Now build the image and compare the final size. We are at 361MB. That is already less than half (44%) the size of what we had before. For such a small change we got a huge reduction in size. Let us continue shrinking it even more.

3. Use a .dockerignore file

# .dockerignore
image.jpg
README.md
.circleci/

In our case we only have an image and our README.md. That is just 3MB but imagine you are building a frontend or backend JavaScript app and having a huge node_modules folder. You do not want your dependencies to end up in the image. You would want to build your bundle on your host machine and only copy the outcome into your image. Here the .dockerignore file comes in handy.

4. Use multi stage builds

Up until now everything takes place within a single image. We build our application inside our image and therefore need the whole Go toolchain. However Go creates a stand-alone binary and we do not need the full toolchain in our final image. It would be great if we could compile our application and then use a different image to run our app. That is possible with multi stage builds.

FROM golang:1.13-alpine AS builderWORKDIR /src
COPY . .
RUN go build -o app .

FROM alpine:latestWORKDIR /srcCOPY --from=builder /src/ .CMD ["./app"]
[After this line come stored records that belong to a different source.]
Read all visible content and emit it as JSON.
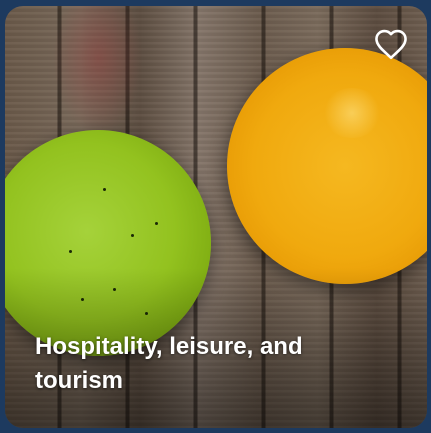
{
  "card": {
    "title": "Hospitality, leisure, and tourism",
    "favorite_icon": "heart-outline-icon",
    "image_icon": "juice-glasses-photo"
  },
  "colors": {
    "frame": "#1d3a5f",
    "title_text": "#ffffff",
    "heart_stroke": "#ffffff"
  }
}
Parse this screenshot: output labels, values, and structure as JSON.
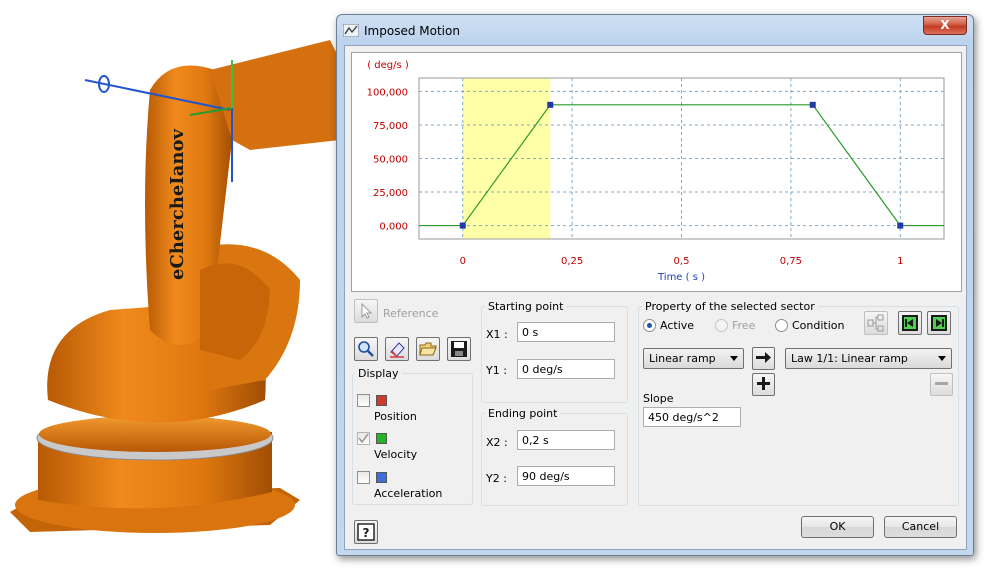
{
  "window": {
    "title": "Imposed Motion",
    "close_label": "X"
  },
  "background": {
    "watermark": "eChercheIanov"
  },
  "chart_data": {
    "type": "line",
    "ylabel": "( deg/s )",
    "xlabel": "Time ( s )",
    "ylim": [
      -10000,
      110000
    ],
    "xlim": [
      -0.1,
      1.1
    ],
    "y_ticks": [
      {
        "value": 100000,
        "label": "100,000"
      },
      {
        "value": 75000,
        "label": "75,000"
      },
      {
        "value": 50000,
        "label": "50,000"
      },
      {
        "value": 25000,
        "label": "25,000"
      },
      {
        "value": 0,
        "label": "0,000"
      }
    ],
    "x_ticks": [
      {
        "value": 0,
        "label": "0"
      },
      {
        "value": 0.25,
        "label": "0,25"
      },
      {
        "value": 0.5,
        "label": "0,5"
      },
      {
        "value": 0.75,
        "label": "0,75"
      },
      {
        "value": 1,
        "label": "1"
      }
    ],
    "series": [
      {
        "x": [
          -0.1,
          0,
          0.2,
          0.8,
          1,
          1.1
        ],
        "y": [
          0,
          0,
          90000,
          90000,
          0,
          0
        ]
      }
    ],
    "markers": [
      {
        "x": 0,
        "y": 0
      },
      {
        "x": 0.2,
        "y": 90000
      },
      {
        "x": 0.8,
        "y": 90000
      },
      {
        "x": 1,
        "y": 0
      }
    ],
    "highlight_x": [
      0,
      0.2
    ],
    "grid": true,
    "colors": {
      "line": "#2a9a2a",
      "highlight": "#ffffa8",
      "grid": "#7fa9cc",
      "axis_text": "#c00000",
      "xlabel_text": "#1f3fbf",
      "marker": "#1f3aa8"
    }
  },
  "left_panel": {
    "reference_label": "Reference",
    "display_title": "Display",
    "display_items": [
      {
        "label": "Position",
        "checked": false,
        "color": "#d03a2a"
      },
      {
        "label": "Velocity",
        "checked": true,
        "color": "#22b422"
      },
      {
        "label": "Acceleration",
        "checked": false,
        "color": "#3a6ed8"
      }
    ]
  },
  "starting_point": {
    "title": "Starting point",
    "x1_label": "X1 :",
    "x1_value": "0 s",
    "y1_label": "Y1 :",
    "y1_value": "0 deg/s"
  },
  "ending_point": {
    "title": "Ending point",
    "x2_label": "X2 :",
    "x2_value": "0,2 s",
    "y2_label": "Y2 :",
    "y2_value": "90 deg/s"
  },
  "sector": {
    "title": "Property of the selected sector",
    "radios": [
      {
        "label": "Active",
        "checked": true,
        "enabled": true
      },
      {
        "label": "Free",
        "checked": false,
        "enabled": false
      },
      {
        "label": "Condition",
        "checked": false,
        "enabled": true
      }
    ],
    "type_combo": "Linear ramp",
    "law_combo": "Law 1/1: Linear ramp",
    "slope_label": "Slope",
    "slope_value": "450 deg/s^2"
  },
  "buttons": {
    "ok": "OK",
    "cancel": "Cancel",
    "help": "?"
  }
}
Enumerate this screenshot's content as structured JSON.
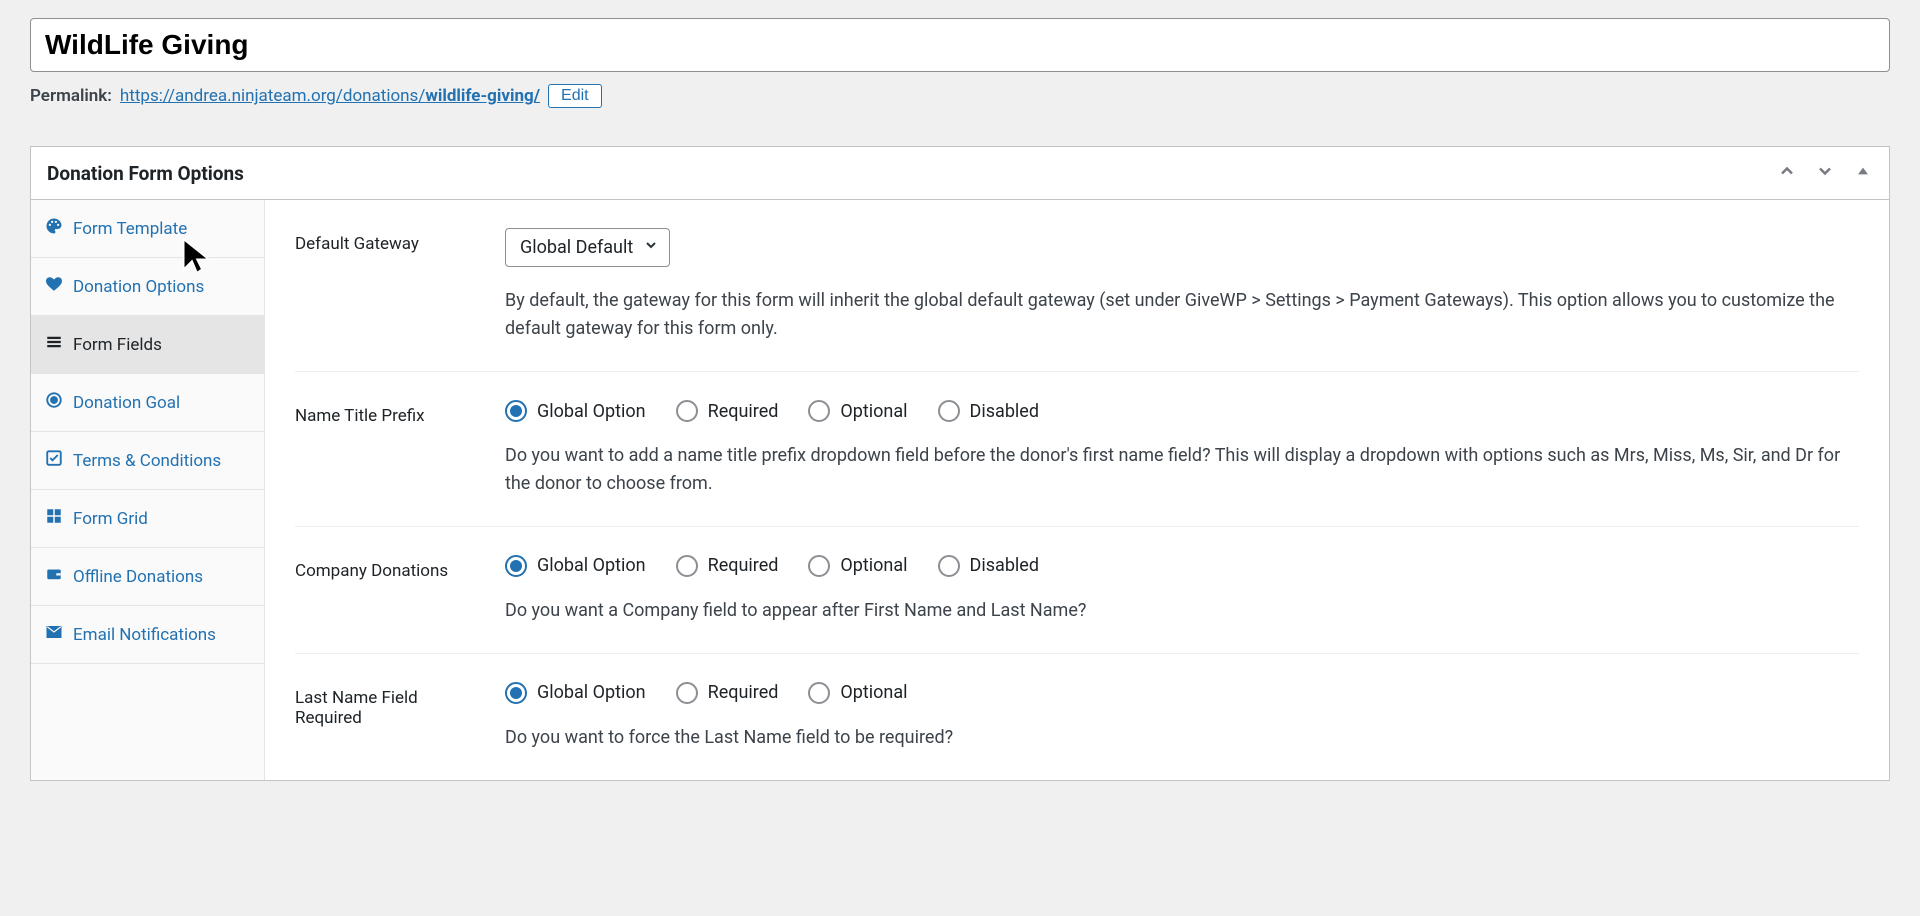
{
  "form": {
    "title": "WildLife Giving",
    "permalink_label": "Permalink:",
    "permalink_base": "https://andrea.ninjateam.org/donations/",
    "permalink_slug": "wildlife-giving/",
    "edit_label": "Edit"
  },
  "panel": {
    "title": "Donation Form Options"
  },
  "sidebar": {
    "items": [
      {
        "key": "form-template",
        "label": "Form Template",
        "active": false
      },
      {
        "key": "donation-options",
        "label": "Donation Options",
        "active": false
      },
      {
        "key": "form-fields",
        "label": "Form Fields",
        "active": true
      },
      {
        "key": "donation-goal",
        "label": "Donation Goal",
        "active": false
      },
      {
        "key": "terms-conditions",
        "label": "Terms & Conditions",
        "active": false
      },
      {
        "key": "form-grid",
        "label": "Form Grid",
        "active": false
      },
      {
        "key": "offline-donations",
        "label": "Offline Donations",
        "active": false
      },
      {
        "key": "email-notifications",
        "label": "Email Notifications",
        "active": false
      }
    ]
  },
  "fields": {
    "default_gateway": {
      "label": "Default Gateway",
      "value": "Global Default",
      "description": "By default, the gateway for this form will inherit the global default gateway (set under GiveWP > Settings > Payment Gateways). This option allows you to customize the default gateway for this form only."
    },
    "name_title_prefix": {
      "label": "Name Title Prefix",
      "options": [
        "Global Option",
        "Required",
        "Optional",
        "Disabled"
      ],
      "selected": "Global Option",
      "description": "Do you want to add a name title prefix dropdown field before the donor's first name field? This will display a dropdown with options such as Mrs, Miss, Ms, Sir, and Dr for the donor to choose from."
    },
    "company_donations": {
      "label": "Company Donations",
      "options": [
        "Global Option",
        "Required",
        "Optional",
        "Disabled"
      ],
      "selected": "Global Option",
      "description": "Do you want a Company field to appear after First Name and Last Name?"
    },
    "last_name_required": {
      "label": "Last Name Field Required",
      "options": [
        "Global Option",
        "Required",
        "Optional"
      ],
      "selected": "Global Option",
      "description": "Do you want to force the Last Name field to be required?"
    }
  }
}
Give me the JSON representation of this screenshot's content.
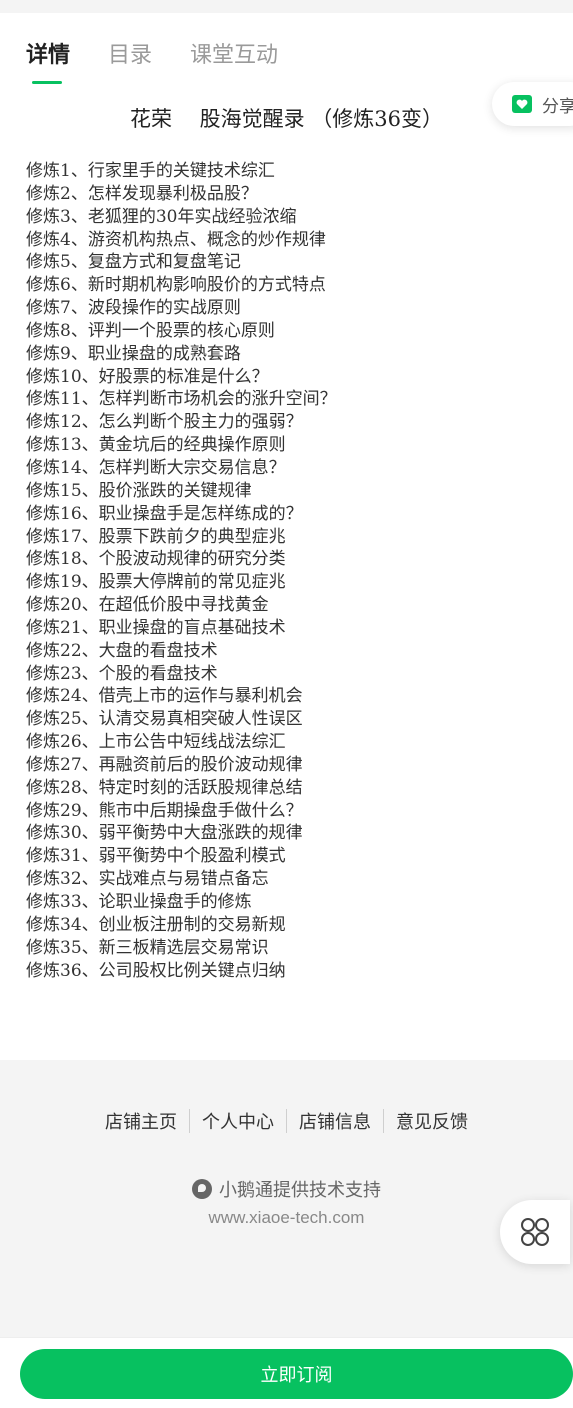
{
  "tabs": [
    {
      "label": "详情"
    },
    {
      "label": "目录"
    },
    {
      "label": "课堂互动"
    }
  ],
  "share": {
    "label": "分享",
    "icon": "share-icon"
  },
  "content": {
    "title": "花荣　 股海觉醒录 （修炼36变）",
    "chapters": [
      "修炼1、行家里手的关键技术综汇",
      "修炼2、怎样发现暴利极品股？",
      "修炼3、老狐狸的30年实战经验浓缩",
      "修炼4、游资机构热点、概念的炒作规律",
      "修炼5、复盘方式和复盘笔记",
      "修炼6、新时期机构影响股价的方式特点",
      "修炼7、波段操作的实战原则",
      "修炼8、评判一个股票的核心原则",
      "修炼9、职业操盘的成熟套路",
      "修炼10、好股票的标准是什么？",
      "修炼11、怎样判断市场机会的涨升空间？",
      "修炼12、怎么判断个股主力的强弱？",
      "修炼13、黄金坑后的经典操作原则",
      "修炼14、怎样判断大宗交易信息？",
      "修炼15、股价涨跌的关键规律",
      "修炼16、职业操盘手是怎样练成的？",
      "修炼17、股票下跌前夕的典型症兆",
      "修炼18、个股波动规律的研究分类",
      "修炼19、股票大停牌前的常见症兆",
      "修炼20、在超低价股中寻找黄金",
      "修炼21、职业操盘的盲点基础技术",
      "修炼22、大盘的看盘技术",
      "修炼23、个股的看盘技术",
      "修炼24、借壳上市的运作与暴利机会",
      "修炼25、认清交易真相突破人性误区",
      "修炼26、上市公告中短线战法综汇",
      "修炼27、再融资前后的股价波动规律",
      "修炼28、特定时刻的活跃股规律总结",
      "修炼29、熊市中后期操盘手做什么？",
      "修炼30、弱平衡势中大盘涨跌的规律",
      "修炼31、弱平衡势中个股盈利模式",
      "修炼32、实战难点与易错点备忘",
      "修炼33、论职业操盘手的修炼",
      "修炼34、创业板注册制的交易新规",
      "修炼35、新三板精选层交易常识",
      "修炼36、公司股权比例关键点归纳"
    ]
  },
  "footer": {
    "links": [
      {
        "label": "店铺主页"
      },
      {
        "label": "个人中心"
      },
      {
        "label": "店铺信息"
      },
      {
        "label": "意见反馈"
      }
    ],
    "powered_by": "小鹅通提供技术支持",
    "url": "www.xiaoe-tech.com"
  },
  "float_menu": {
    "icon": "grid-menu-icon"
  },
  "bottom": {
    "subscribe_label": "立即订阅"
  },
  "colors": {
    "accent": "#07c160",
    "text": "#333333",
    "muted": "#9a9a9a",
    "footer_bg": "#f4f4f4"
  }
}
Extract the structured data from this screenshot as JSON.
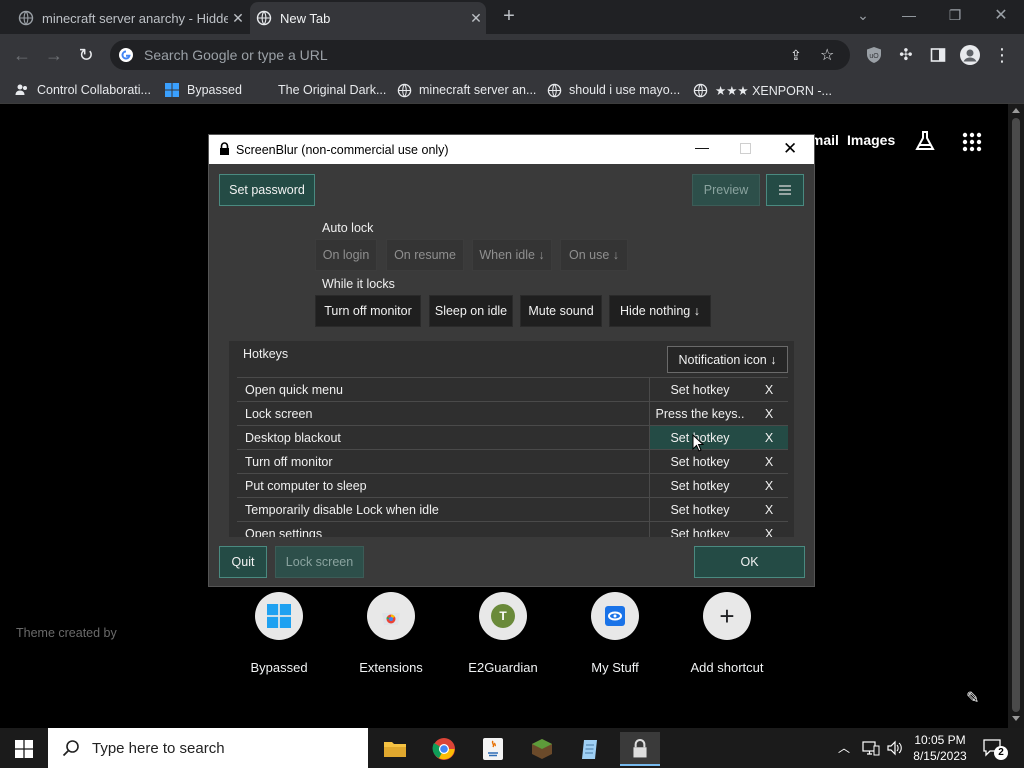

First of all we name our already existing image builder. That makes it easier to reference it later one. Then we build our app like in the steps before. When we have the final binary we start with a second image. It is also based on alpine but does not include the Go toolchain. We then copy the binary from our first image builder and start the app.

Result after optimizations

Let us check our final image size with the same command we used at the beginning.

$ docker images --format "{{.Repository}} {{.Size}}" | grep dockersize
seriesci/dockersize 10.5MB

As you can see it took a little bit of effort but our image is significantly smaller. Having spent so much time and energy making sure our final Docker image is as small as possible we do not want to change it in the future. That is why we will set up Continuous Integration (CI) to keep an eye on it. In this case we are using CircleCI but the workflow is similar for Travis CI, GitHub Actions, Jenkins or any tool you are using for CI. By using awk '{print $2+0}' we are getting the final image size without the unit MB. $2+0 tells awk to interpret the result as a number and neglect any following strings.

$ docker images --format "{{.Repository}} {{.Size}}" | grep dockersize | awk '{print $2+0}'
10.5

We are using this value and pipe it into the curl command.

- run:
    name: POST image size to SeriesCI
    command: |
      docker images --format "{{.Repository}} {{.Size}}" | grep dockersize | awk '{print $2+0}' | xargs -I {} curl \
          --header "Authorization: Token ${TOKEN}" \
          --data value="{}" \
          --data sha="${CIRCLE_SHA1}" \
          https://seriesci.com/api/repos/seriesci/dockersize/size/values

Conclusion

We have brought our initial Docker image of originally 832MB down to 10.5MB . This is only 1.3% of its original size or a reduction by 98.7%. It is easy to get started using Docker but make sure you apply some basic principles like using less layers, a small base image, a .dockerignore file and multi stage builds to keep your images small. If you want to automatically and continuously monitor your different Docker images think about adding SeriesCI to your workflow. It is free for open source projects and easy to integrate.

Keeping an eye on your docker image size

Check out the demo repository at GitHub github.com/seriesci/dockersize and the live values at SeriesCI seriesci.com/seriesci/dockersize.